*** Opening Supplied records ***
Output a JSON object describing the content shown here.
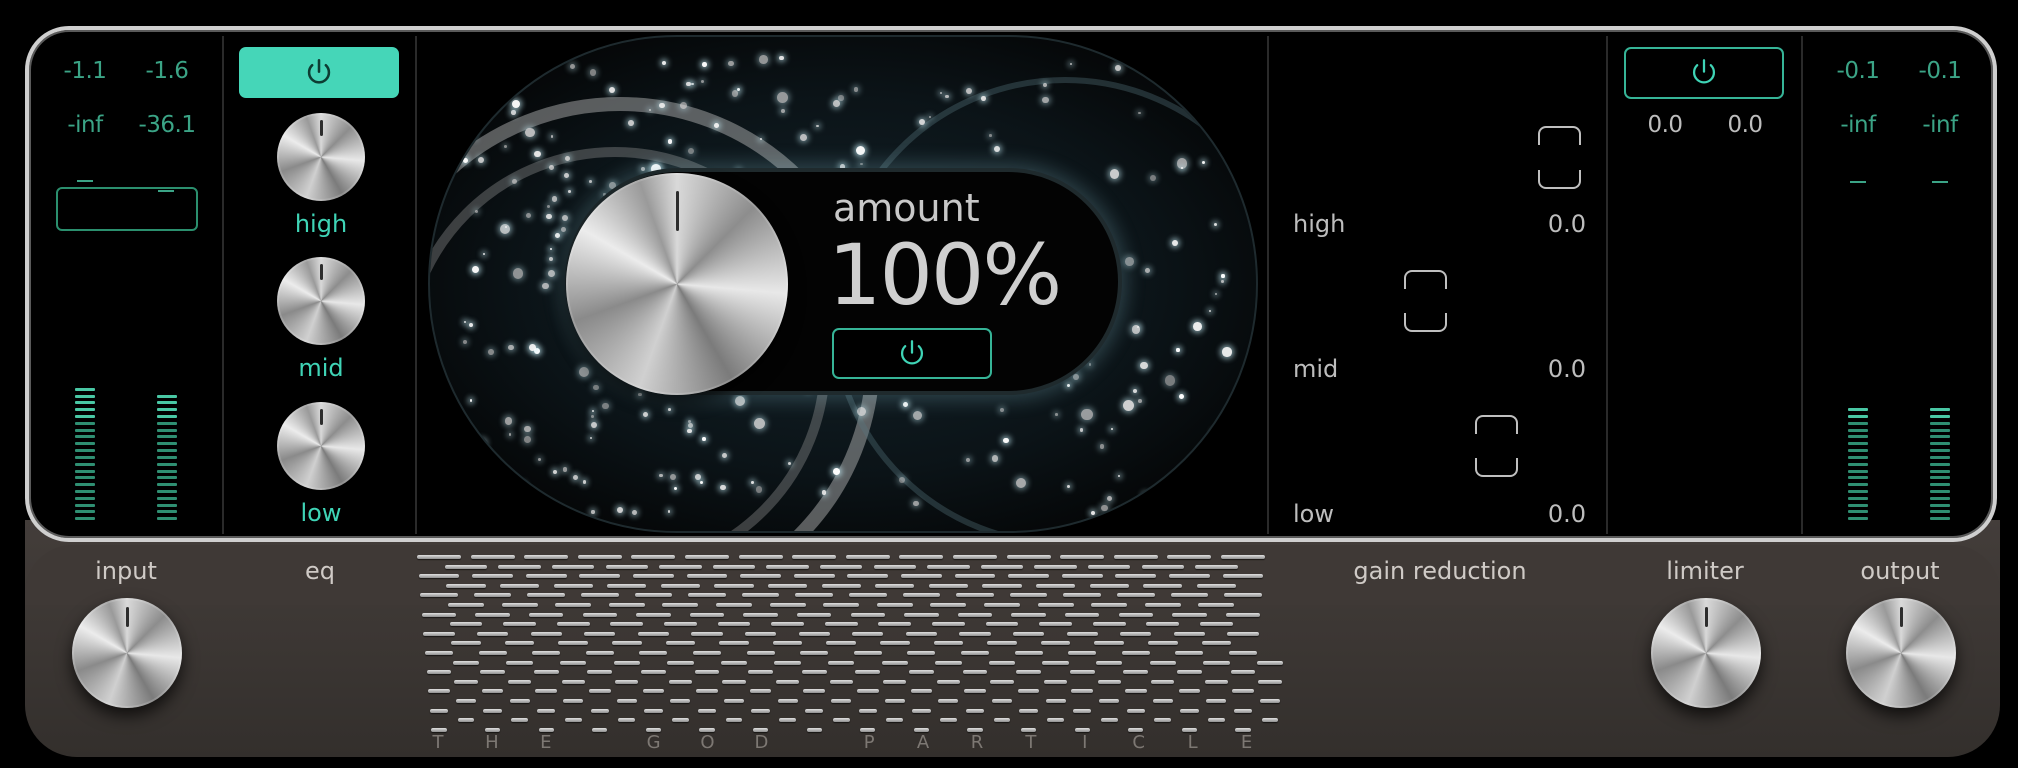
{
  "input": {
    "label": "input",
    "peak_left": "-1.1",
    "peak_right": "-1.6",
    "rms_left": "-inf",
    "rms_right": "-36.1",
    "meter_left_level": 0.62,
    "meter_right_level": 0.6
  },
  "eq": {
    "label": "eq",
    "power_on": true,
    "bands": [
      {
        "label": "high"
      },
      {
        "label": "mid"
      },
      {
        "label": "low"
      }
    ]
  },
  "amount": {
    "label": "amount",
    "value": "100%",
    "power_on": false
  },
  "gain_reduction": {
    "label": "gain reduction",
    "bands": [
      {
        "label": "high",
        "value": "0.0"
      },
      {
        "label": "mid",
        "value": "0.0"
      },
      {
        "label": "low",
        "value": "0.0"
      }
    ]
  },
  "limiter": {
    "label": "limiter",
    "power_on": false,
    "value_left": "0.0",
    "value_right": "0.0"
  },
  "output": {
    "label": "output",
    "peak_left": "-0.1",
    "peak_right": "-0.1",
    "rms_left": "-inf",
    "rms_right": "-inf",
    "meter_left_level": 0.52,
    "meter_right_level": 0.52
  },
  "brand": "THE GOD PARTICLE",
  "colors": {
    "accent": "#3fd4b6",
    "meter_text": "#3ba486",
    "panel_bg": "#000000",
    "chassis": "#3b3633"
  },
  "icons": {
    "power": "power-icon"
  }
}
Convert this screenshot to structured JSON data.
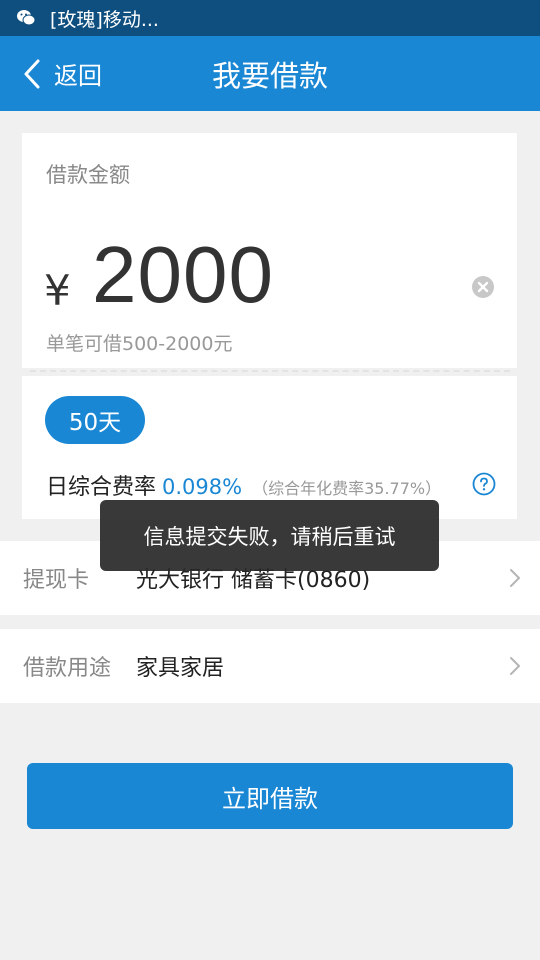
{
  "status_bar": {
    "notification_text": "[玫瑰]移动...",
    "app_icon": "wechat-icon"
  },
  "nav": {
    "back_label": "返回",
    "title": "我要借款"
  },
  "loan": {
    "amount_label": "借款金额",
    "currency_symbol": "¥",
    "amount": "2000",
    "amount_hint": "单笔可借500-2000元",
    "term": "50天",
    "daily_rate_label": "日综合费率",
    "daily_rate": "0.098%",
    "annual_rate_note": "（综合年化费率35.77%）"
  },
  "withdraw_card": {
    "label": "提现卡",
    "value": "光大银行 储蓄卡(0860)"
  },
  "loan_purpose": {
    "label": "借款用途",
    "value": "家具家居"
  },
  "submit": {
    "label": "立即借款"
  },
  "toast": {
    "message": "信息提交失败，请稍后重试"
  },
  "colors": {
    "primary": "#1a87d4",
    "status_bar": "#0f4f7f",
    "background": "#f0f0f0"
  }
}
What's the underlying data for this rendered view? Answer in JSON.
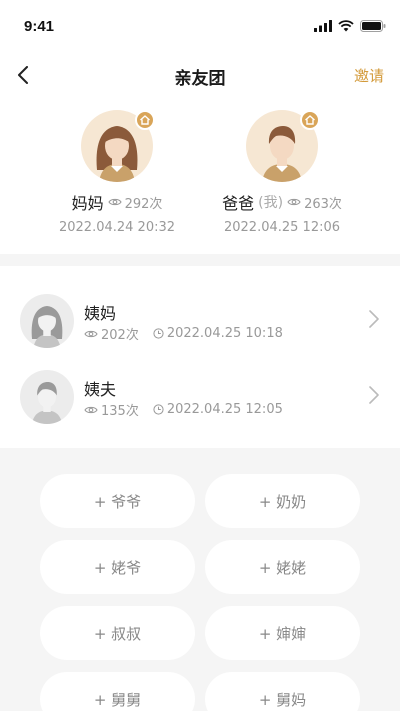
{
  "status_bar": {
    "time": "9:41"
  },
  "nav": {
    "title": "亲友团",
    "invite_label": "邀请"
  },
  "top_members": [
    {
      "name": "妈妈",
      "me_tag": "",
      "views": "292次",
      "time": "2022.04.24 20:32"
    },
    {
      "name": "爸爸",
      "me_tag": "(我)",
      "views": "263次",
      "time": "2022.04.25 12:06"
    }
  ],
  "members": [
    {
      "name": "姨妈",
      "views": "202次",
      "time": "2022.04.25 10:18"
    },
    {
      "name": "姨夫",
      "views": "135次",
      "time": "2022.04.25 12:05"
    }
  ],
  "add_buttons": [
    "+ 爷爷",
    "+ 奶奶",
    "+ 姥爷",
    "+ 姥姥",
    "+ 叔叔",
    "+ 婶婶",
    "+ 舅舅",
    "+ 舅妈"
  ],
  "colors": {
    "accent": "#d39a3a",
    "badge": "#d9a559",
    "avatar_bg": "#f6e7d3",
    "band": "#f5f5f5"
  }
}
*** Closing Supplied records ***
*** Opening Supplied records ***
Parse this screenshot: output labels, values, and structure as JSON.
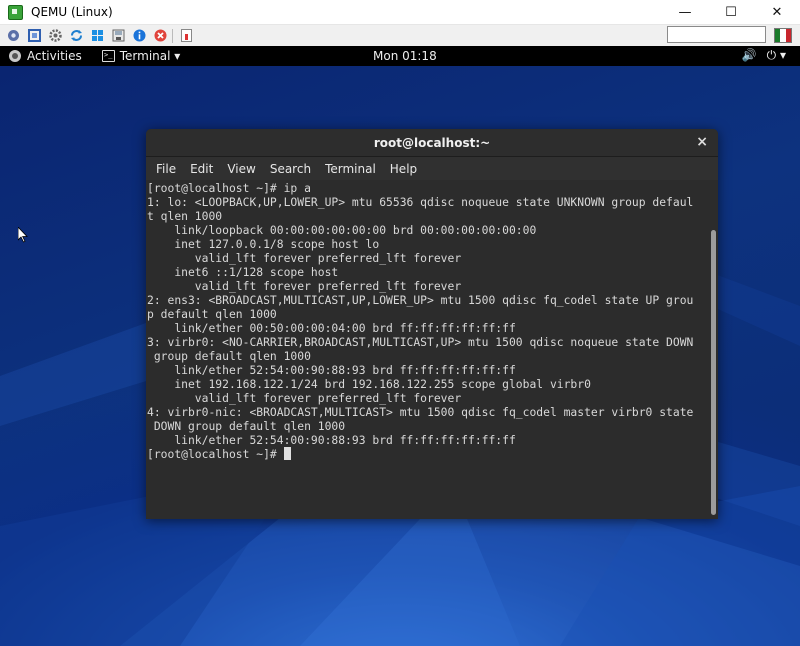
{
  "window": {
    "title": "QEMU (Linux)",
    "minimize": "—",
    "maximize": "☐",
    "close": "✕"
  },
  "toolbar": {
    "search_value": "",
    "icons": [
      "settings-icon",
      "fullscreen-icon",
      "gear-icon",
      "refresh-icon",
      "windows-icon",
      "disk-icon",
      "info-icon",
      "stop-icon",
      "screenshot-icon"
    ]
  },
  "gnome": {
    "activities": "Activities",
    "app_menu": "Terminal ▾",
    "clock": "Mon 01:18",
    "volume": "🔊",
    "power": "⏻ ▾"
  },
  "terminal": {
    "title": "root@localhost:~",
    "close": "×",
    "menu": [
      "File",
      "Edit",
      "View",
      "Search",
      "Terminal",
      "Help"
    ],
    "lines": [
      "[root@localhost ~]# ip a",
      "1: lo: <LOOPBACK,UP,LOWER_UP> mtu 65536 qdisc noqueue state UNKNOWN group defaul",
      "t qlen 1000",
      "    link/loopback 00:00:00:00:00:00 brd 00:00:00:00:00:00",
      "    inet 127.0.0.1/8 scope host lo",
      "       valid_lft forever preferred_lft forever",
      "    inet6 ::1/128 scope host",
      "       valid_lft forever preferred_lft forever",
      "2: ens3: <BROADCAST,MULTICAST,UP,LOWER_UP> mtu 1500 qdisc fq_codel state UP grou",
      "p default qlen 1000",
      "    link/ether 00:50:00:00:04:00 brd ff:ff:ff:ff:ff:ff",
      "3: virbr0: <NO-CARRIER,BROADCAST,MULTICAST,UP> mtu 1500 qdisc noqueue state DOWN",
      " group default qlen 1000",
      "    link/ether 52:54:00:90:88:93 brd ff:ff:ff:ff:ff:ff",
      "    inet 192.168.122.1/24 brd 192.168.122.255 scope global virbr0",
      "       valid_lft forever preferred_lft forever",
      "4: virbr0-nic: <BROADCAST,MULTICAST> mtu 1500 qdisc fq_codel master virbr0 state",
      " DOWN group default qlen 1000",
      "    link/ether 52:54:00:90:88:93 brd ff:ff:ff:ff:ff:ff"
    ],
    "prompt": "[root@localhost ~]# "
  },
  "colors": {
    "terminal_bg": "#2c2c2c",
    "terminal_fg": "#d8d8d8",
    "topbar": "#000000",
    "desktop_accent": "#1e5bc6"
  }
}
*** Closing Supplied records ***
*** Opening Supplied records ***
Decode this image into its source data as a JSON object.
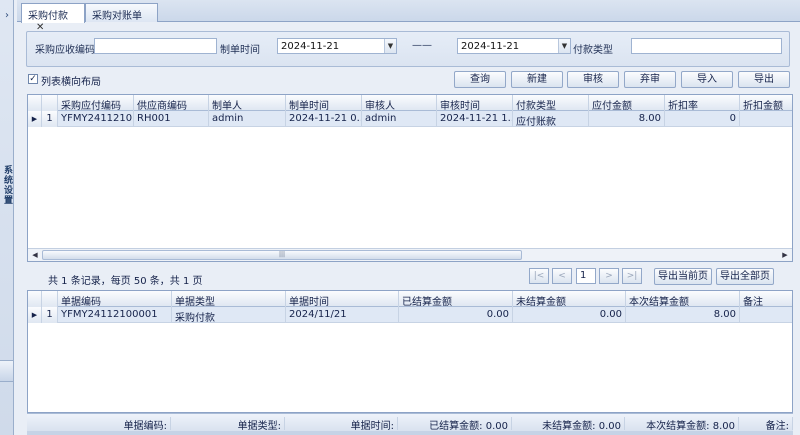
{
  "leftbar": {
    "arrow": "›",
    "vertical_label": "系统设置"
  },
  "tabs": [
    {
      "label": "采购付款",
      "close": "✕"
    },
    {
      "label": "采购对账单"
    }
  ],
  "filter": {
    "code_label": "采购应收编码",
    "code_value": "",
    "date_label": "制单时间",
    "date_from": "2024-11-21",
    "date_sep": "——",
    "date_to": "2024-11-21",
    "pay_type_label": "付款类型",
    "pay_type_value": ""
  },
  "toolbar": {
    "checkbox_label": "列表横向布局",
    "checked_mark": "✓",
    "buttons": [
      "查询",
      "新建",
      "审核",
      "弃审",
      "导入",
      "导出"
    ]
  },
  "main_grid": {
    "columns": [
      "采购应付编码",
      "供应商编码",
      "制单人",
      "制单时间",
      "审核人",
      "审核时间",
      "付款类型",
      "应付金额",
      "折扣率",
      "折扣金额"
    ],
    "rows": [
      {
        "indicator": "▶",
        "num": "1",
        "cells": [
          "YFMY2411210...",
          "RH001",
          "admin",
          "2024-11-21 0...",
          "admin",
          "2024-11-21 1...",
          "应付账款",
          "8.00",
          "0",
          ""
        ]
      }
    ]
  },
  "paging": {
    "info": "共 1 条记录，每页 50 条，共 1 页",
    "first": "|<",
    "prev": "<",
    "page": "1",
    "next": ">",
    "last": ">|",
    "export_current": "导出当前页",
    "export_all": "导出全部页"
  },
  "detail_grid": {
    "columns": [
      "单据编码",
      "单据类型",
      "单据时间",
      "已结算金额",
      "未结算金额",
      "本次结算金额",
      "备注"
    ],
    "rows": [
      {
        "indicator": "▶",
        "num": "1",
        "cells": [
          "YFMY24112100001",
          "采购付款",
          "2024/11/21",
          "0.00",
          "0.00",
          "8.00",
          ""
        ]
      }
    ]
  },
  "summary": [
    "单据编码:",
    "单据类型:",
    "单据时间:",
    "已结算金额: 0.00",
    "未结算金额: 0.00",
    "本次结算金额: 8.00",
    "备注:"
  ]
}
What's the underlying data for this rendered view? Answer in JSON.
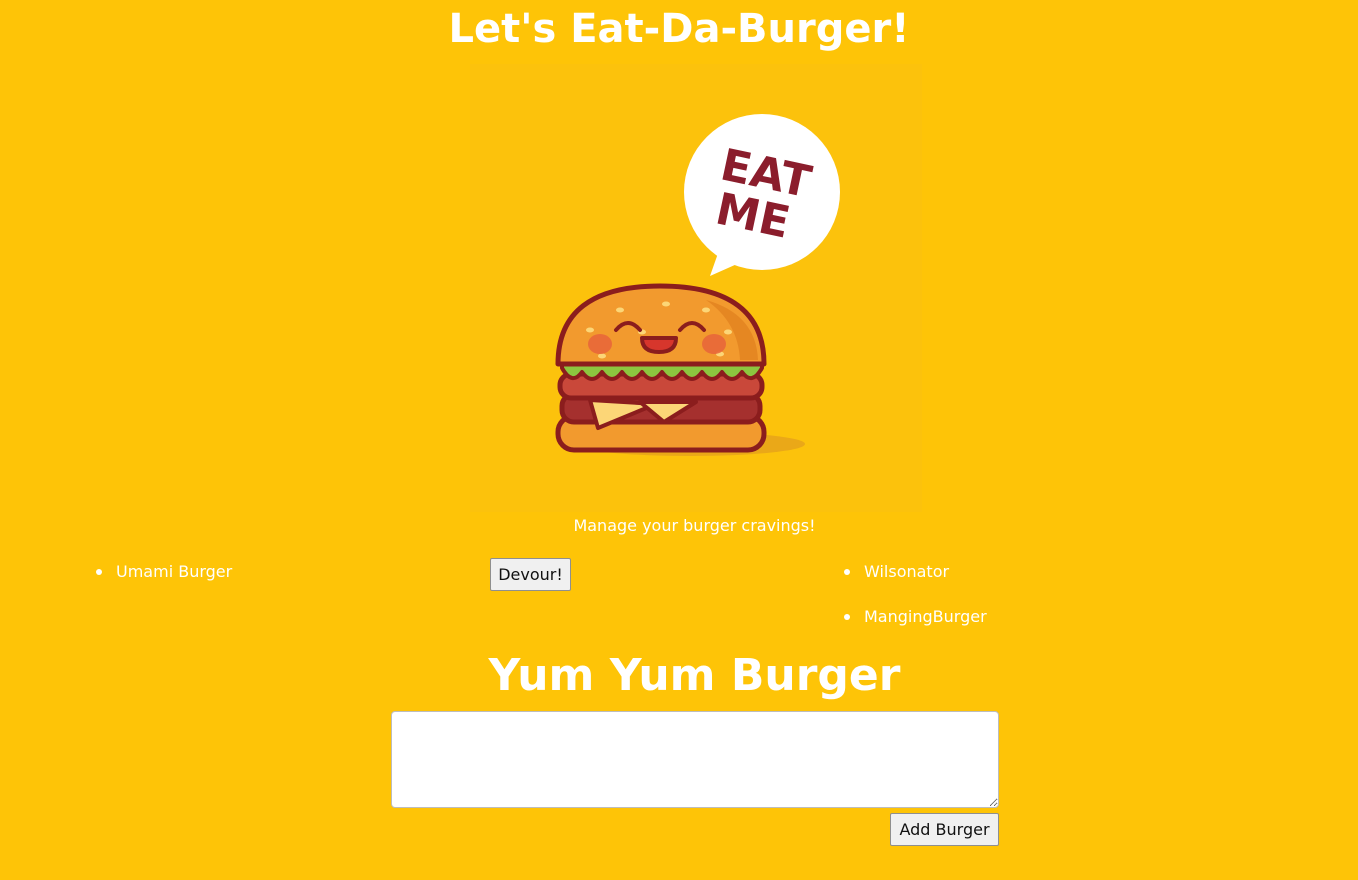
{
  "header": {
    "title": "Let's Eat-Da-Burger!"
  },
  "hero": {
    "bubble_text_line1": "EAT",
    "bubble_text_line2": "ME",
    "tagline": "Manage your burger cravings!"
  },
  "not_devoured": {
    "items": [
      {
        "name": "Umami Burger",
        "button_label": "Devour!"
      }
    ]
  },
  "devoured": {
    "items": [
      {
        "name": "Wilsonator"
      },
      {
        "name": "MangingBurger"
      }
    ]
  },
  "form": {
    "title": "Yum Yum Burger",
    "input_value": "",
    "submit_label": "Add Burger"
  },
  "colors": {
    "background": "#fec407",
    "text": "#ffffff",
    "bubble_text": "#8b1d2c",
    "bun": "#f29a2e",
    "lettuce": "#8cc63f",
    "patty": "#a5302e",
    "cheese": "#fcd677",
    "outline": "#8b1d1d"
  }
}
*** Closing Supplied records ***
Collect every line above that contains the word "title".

    "title": "我要借款"
    "title": "亲友团",
    "title": "QEMU (Linux)",
    "title": "root@localhost:~",
    "title": "Let's Eat-Da-Burger!"
    "title": "Yum Yum Burger",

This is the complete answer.